The touring coach will always be the basic method of transport for a group of people who have a lot to see in a fairly short time. Most of them nowadays have around 53 seats with fourteen rows of two seats on one side and twelve on the other with a second door where a tight little toilet is tucked in. We generally do not encourage its use because it has limited capacity and prefer people to use the public facilities, although they may have to pay to pee.
Because of driving hours and compulsory rest days for drivers the days of one man (usually) combining the role of tour manager and driver are largely over now and it is a two person operation with the driver – but not the guide – having compulsory days off during the trip. Establishing a good working relationship with your coach driver is one of the most important jobs of the guide/tour manager. It helps if you refer to him as a coach driver rather than a bus driver – although occasionally he becomes the latter if he can nip down a bus lane.
On this trip, as on most ones, we take a break from travelling on our coach to take a boat trip or a train ride.

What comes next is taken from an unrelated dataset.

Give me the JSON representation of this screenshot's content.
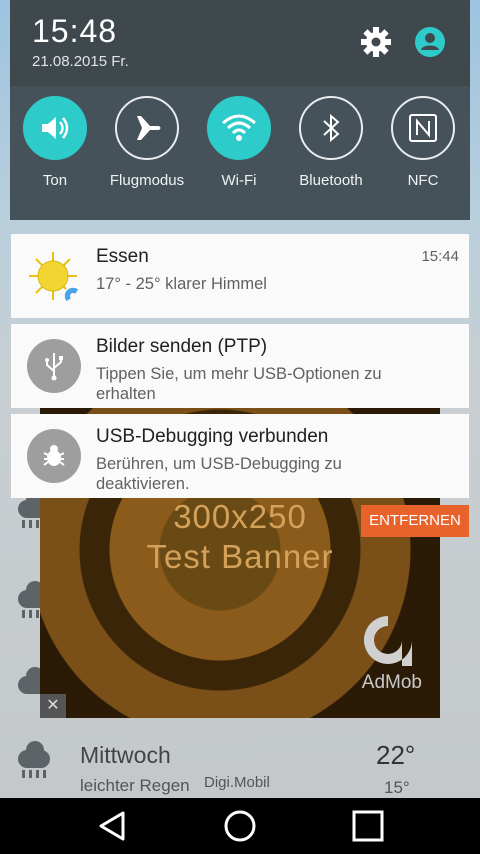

The boat trip was on Loch Ness, a great treat as I have been driven down the shores of the Loch many times but never cruised on it. We started just outside Inverness and ended at Urquhart Castle, once the largest in Scotland, now a ruin, destroyed 300 years ago, but the second most visited after Edinburgh. Even Nessie showed up.
We have also had a couple of interesting train rides, again ones I knew about but have never experienced. The first was on the Jacobite steam train from Mallaig on the west coast of Scotland to Fort William. It took the best part of two hours and, as is often the case in that area, it was damp and misty but it was interesting to go over the viaduct and see the Glenfinnan monument from above rather than below. The train is famous for being used in the Harry Potter films when Harry, Ron and Hermione travel along the Hogwarts’s Express to school – although we did not encounter any dementors on this journey.
Then today another new experience: the Snowdon Railway to the top of the highest British mountain outside Scotland. The ride was fun but the weather was not kind to us and, dressed for the summer, I got soaked walking the few steps up to the summit.
The coach will always remain the basic method of transport for the tour. Air-conditioned, flexible, speedy and able to take sixty or so suitcases, it is unlikely to ever be superseded. Taking other forms of transport does break things up, however, and provide novelty. I have yet to charter a plane on one of my trips. But you never know…